What needs to be done
For the records below, reproduce exactly the line that contains "Read all visible content and emit it as JSON." and all subsequent lines, with nothing left out and nothing added.

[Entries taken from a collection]

* * *

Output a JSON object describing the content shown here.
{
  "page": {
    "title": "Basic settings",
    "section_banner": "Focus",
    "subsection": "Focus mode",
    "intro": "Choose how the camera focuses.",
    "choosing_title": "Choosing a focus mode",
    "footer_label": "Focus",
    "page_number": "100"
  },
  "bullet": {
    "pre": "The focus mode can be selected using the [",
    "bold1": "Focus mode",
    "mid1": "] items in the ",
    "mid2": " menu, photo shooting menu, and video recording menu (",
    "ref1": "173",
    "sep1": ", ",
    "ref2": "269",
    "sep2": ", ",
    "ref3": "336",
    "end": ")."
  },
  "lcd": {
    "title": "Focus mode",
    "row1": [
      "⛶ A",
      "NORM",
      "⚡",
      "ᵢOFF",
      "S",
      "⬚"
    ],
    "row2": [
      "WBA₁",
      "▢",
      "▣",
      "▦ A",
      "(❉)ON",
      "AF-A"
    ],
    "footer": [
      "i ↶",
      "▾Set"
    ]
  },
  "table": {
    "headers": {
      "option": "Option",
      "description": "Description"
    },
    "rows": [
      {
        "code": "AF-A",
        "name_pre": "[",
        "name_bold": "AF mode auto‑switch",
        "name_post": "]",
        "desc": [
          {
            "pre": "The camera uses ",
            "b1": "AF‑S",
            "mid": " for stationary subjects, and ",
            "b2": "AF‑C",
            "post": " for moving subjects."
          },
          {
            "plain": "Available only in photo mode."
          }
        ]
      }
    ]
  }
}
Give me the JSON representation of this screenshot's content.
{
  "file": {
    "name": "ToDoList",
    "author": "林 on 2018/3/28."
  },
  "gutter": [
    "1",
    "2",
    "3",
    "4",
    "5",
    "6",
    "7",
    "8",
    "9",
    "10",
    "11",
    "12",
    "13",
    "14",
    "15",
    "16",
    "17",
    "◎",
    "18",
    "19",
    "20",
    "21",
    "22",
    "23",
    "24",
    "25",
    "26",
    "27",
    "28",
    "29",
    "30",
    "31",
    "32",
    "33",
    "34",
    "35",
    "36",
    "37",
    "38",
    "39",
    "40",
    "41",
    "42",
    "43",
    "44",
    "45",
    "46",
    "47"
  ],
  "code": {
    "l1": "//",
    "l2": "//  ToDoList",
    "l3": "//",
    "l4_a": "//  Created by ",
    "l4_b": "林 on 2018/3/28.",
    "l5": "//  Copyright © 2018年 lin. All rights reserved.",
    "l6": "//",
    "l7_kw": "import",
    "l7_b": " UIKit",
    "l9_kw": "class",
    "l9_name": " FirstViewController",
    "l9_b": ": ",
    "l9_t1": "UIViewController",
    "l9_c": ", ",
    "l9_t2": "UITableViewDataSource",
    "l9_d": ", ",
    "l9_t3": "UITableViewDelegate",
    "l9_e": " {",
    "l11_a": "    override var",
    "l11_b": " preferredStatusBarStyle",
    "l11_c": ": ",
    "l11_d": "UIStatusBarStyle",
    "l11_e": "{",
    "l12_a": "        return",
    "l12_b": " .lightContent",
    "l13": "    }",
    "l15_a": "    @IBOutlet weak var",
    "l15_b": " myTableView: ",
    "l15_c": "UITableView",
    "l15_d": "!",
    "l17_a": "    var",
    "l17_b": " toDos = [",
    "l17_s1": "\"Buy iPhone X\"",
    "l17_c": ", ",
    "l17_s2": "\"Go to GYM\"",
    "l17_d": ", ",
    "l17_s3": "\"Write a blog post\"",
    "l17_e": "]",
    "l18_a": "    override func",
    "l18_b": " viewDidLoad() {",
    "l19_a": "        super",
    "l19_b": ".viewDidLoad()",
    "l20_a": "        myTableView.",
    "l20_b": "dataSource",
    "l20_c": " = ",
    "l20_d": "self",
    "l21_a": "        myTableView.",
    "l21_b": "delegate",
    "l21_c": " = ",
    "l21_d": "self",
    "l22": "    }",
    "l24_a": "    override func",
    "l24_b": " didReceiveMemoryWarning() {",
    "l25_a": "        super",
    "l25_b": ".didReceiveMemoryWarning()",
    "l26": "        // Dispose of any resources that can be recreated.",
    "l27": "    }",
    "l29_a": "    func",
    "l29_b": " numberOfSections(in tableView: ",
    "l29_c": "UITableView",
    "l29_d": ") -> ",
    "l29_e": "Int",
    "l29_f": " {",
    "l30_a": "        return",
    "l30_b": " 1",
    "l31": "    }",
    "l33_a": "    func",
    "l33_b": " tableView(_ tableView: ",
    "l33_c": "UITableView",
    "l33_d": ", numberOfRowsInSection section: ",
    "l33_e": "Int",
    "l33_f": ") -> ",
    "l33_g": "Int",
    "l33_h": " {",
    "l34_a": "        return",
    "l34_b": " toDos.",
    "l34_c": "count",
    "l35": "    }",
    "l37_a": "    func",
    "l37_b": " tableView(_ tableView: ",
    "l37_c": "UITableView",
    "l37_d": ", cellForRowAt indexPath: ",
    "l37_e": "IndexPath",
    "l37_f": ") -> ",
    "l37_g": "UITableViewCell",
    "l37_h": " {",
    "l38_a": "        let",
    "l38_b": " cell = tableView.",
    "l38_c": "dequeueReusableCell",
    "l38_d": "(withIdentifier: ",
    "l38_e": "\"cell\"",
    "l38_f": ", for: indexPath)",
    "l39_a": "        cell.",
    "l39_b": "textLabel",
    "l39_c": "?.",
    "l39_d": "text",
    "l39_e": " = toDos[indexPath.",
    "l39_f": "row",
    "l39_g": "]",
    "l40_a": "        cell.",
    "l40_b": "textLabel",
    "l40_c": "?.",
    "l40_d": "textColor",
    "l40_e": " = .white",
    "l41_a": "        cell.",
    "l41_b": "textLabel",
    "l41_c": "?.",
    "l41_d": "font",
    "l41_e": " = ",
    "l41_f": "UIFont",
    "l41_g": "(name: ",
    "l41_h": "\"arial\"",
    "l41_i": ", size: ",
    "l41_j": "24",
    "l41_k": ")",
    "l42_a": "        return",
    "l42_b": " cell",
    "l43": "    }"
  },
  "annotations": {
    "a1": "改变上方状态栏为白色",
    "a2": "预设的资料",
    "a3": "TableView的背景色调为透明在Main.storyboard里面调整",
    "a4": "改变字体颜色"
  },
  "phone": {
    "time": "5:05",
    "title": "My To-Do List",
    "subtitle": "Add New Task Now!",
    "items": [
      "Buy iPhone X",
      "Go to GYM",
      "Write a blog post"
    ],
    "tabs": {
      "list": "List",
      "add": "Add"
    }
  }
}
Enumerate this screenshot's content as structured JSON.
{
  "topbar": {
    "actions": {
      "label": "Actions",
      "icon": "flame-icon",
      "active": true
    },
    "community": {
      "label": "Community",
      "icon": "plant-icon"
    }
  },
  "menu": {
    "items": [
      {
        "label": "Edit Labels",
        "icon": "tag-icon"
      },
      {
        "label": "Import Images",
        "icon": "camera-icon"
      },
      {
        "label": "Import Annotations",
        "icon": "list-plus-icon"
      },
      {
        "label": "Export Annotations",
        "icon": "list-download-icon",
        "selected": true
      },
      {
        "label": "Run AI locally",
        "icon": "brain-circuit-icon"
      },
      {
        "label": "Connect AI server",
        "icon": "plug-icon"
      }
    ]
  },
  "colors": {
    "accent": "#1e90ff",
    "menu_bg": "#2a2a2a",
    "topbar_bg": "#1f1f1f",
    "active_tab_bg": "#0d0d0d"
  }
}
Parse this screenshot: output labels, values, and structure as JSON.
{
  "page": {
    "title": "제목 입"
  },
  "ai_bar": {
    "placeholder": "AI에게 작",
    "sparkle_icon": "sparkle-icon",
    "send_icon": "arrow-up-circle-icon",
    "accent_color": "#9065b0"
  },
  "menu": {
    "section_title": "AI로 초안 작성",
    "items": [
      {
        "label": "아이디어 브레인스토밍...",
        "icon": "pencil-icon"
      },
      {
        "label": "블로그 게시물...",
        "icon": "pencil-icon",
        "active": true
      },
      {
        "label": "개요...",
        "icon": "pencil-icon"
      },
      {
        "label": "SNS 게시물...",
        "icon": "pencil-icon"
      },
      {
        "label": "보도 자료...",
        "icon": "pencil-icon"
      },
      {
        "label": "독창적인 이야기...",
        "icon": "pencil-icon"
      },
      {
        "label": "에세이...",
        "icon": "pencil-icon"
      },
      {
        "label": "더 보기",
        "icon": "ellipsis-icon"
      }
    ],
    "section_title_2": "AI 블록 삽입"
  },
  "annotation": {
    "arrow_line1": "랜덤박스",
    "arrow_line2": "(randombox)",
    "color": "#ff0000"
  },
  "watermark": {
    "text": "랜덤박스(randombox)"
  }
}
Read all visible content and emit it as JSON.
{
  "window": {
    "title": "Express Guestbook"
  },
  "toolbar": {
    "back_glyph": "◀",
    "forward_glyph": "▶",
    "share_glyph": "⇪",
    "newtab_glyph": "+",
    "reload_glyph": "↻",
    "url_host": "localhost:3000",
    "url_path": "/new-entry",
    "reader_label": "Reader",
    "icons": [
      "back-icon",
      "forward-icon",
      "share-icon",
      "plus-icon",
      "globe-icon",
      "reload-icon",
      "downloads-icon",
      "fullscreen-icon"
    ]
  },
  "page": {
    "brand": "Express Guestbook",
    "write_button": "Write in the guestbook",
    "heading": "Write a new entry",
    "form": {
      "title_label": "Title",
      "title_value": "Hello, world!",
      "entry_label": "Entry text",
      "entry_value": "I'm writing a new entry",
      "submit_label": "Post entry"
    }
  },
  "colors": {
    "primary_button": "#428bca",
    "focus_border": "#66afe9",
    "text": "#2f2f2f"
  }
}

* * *

Written solution
Read all visible content and emit it as JSON.
{
  "window": {
    "title": "Express Guestbook"
  },
  "toolbar": {
    "back_glyph": "◀",
    "forward_glyph": "▶",
    "share_glyph": "⇪",
    "newtab_glyph": "+",
    "reload_glyph": "↻",
    "url_host": "localhost:3000",
    "url_path": "/new-entry",
    "reader_label": "Reader",
    "icons": [
      "back-icon",
      "forward-icon",
      "share-icon",
      "plus-icon",
      "globe-icon",
      "reload-icon",
      "downloads-icon",
      "fullscreen-icon"
    ]
  },
  "page": {
    "brand": "Express Guestbook",
    "write_button": "Write in the guestbook",
    "heading": "Write a new entry",
    "form": {
      "title_label": "Title",
      "title_value": "Hello, world!",
      "entry_label": "Entry text",
      "entry_value": "I'm writing a new entry",
      "submit_label": "Post entry"
    }
  },
  "colors": {
    "primary_button": "#428bca",
    "focus_border": "#66afe9",
    "text": "#2f2f2f"
  }
}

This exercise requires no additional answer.